The word "adjustment" marks the lines you need; copy each of them from the data.

### Data for this exercise
--- START ---

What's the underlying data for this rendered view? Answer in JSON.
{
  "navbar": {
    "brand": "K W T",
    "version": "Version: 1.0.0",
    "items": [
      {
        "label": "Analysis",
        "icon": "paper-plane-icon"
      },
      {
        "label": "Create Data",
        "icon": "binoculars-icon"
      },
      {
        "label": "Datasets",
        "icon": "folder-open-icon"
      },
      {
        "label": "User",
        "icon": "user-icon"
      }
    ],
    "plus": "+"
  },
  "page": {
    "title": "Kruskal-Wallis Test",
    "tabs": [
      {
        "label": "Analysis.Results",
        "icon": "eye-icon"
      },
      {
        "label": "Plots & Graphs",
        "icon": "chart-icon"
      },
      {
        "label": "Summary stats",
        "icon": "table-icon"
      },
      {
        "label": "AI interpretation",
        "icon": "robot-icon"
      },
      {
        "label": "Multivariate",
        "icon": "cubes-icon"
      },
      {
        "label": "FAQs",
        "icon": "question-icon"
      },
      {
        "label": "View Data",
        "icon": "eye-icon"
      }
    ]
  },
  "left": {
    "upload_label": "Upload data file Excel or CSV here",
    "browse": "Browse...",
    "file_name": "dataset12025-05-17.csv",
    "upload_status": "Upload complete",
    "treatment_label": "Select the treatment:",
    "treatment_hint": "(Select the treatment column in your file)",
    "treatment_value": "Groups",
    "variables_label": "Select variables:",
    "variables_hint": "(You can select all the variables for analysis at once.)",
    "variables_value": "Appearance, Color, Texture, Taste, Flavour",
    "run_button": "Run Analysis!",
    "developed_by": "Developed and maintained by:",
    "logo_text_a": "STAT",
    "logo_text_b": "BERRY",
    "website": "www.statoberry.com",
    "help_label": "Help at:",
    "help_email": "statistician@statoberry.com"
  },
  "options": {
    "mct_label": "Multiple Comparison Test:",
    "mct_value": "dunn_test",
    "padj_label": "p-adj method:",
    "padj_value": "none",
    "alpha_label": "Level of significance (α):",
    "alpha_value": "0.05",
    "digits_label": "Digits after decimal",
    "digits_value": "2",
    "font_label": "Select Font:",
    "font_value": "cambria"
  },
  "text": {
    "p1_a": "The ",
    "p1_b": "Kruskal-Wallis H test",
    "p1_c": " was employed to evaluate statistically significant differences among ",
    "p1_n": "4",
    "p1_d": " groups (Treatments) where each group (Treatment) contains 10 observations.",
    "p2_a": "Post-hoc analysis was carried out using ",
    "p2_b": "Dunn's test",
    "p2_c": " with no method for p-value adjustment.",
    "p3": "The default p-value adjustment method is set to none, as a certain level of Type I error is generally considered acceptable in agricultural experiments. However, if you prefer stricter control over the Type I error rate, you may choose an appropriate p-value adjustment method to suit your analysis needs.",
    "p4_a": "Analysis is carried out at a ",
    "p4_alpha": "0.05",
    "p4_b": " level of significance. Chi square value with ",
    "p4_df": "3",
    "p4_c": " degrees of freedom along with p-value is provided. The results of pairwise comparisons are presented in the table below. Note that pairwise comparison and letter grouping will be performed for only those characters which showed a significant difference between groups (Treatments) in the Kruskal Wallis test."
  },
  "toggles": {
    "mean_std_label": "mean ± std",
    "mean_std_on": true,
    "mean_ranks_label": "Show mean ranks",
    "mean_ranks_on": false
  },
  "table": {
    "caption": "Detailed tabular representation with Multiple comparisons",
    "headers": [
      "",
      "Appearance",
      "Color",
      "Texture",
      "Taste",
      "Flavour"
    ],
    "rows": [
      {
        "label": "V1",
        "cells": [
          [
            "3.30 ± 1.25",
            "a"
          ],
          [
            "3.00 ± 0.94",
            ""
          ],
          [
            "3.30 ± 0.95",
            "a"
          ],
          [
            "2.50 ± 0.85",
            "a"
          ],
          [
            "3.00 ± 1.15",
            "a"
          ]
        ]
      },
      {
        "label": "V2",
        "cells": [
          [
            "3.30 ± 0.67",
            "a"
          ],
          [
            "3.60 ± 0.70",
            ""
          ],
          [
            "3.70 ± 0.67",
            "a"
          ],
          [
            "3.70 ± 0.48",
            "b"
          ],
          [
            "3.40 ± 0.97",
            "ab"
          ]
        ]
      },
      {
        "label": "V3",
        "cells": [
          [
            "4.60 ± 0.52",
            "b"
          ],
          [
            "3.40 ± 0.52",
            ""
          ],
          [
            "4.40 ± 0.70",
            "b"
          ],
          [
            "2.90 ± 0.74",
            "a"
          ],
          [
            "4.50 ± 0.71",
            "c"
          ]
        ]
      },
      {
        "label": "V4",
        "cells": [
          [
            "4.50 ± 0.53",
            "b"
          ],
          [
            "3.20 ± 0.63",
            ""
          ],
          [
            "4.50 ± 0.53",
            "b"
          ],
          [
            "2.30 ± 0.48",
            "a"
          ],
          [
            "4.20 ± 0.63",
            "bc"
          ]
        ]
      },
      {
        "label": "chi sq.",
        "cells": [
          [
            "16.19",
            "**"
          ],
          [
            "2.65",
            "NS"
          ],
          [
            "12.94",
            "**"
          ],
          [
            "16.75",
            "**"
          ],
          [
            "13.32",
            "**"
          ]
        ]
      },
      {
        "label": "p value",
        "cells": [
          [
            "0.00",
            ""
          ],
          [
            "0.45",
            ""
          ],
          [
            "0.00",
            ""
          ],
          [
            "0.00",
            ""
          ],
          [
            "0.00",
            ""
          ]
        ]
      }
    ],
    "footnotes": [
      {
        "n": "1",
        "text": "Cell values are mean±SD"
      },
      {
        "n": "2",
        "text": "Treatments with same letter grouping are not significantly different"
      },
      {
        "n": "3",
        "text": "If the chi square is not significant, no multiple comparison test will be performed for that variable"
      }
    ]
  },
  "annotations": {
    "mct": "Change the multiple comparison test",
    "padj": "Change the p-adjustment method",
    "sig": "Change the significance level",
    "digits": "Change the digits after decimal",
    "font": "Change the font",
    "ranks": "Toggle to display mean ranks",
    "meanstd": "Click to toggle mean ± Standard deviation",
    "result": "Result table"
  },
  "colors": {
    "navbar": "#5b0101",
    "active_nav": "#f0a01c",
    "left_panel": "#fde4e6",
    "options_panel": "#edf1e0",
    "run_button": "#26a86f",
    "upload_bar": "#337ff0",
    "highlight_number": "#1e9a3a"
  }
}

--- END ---

### Worked solution
    "p2_c": " with no method for p-value adjustment.",
    "p3": "The default p-value adjustment method is set to none, as a certain level of Type I error is generally considered acceptable in agricultural experiments. However, if you prefer stricter control over the Type I error rate, you may choose an appropriate p-value adjustment method to suit your analysis needs.",
    "padj": "Change the p-adjustment method",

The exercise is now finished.